We are at an important juncture in the evolution of digital music. We have a variety of services that can successfully compete with free by offering greater convenience and enhanced social functionality. Spotify’s conversion rates testify to this. There is also now tremendous service diversity both in terms of business models (a la carte –v- subscription) and functionality.  I have been fortunate enough lately to have had the opportunity to try out MOG and RDIO, both of which I found really compelling services, genuinely enriching my listening experience.  Exciting Times… potentially.

We, as an industry, can either fully engage with and support these new innovative services which genuinely appeal to consumers, or we can dick about for another decade, artificially crippling services and trying to dictate to our customers how they consume music.  If we take a fragmented, confused and arrogant approach we will still be splashing around in our 5% puddle for decades to come.

This is worth watching.  It’s a bit long, so if you are in a hurry skip forward to about 17mins in.!

– Danny at Kudos

We at Kudos are very pleased to announce that Affine, Earnest Endeavours and Lil Pitch have joined our loving distribution roster.

Affine, the Vienna-based electronica label, feature the likes of Dorian Concept, Ogris Debris and The Clonious. Their latest album, from Zanshin, is out physically on 14 November and is out digitally right now.

Earnest Endeavours have just dropped their debut release from B. Bravo, the ‘Kiss ‘n’ Tell EP’. The London-based music and art collective are already a big name on the party circuit and will be looking to take things to the next level with the inception of their new label.
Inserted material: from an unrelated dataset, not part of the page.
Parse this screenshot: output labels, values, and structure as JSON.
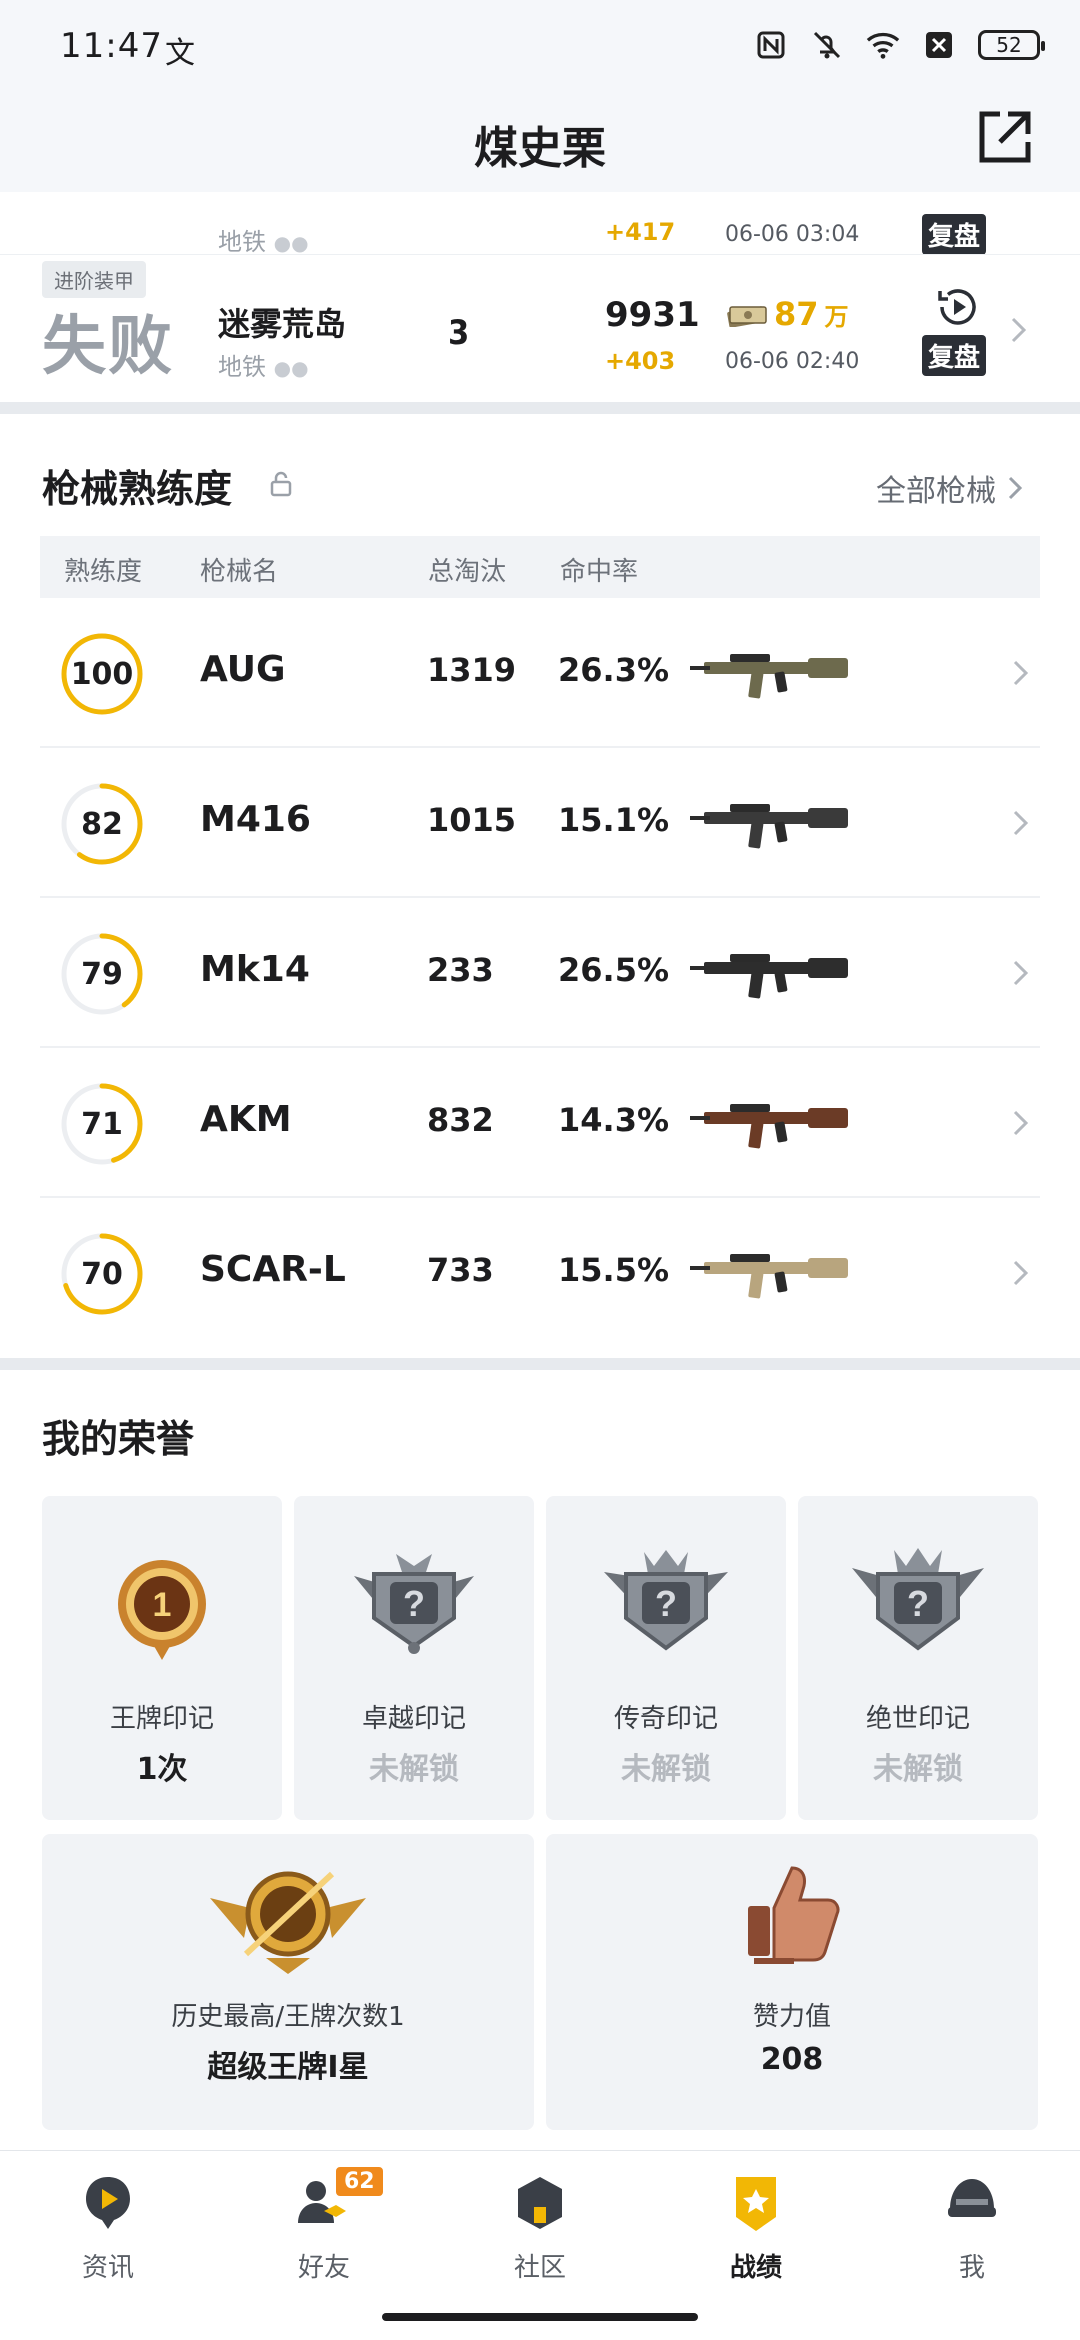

New Italian electronic imprint, Lil Pitch, will release their first 12-inch on 21 November featuring a remix from the mighty Pinch. Digital to follow.

Random Testimonial

  • ~ DJ Format, Project Blue Book

    I always recommend Kudos to anyone who’ll listen as I’ve worked with them on several releases over a number of years and they are always enthusiastic, honest and hard working. Most importantly they are genuine music lovers who can totally understand and appreciate an artist’s or record label’s perspective.[read more]

  • Read testimonials in full »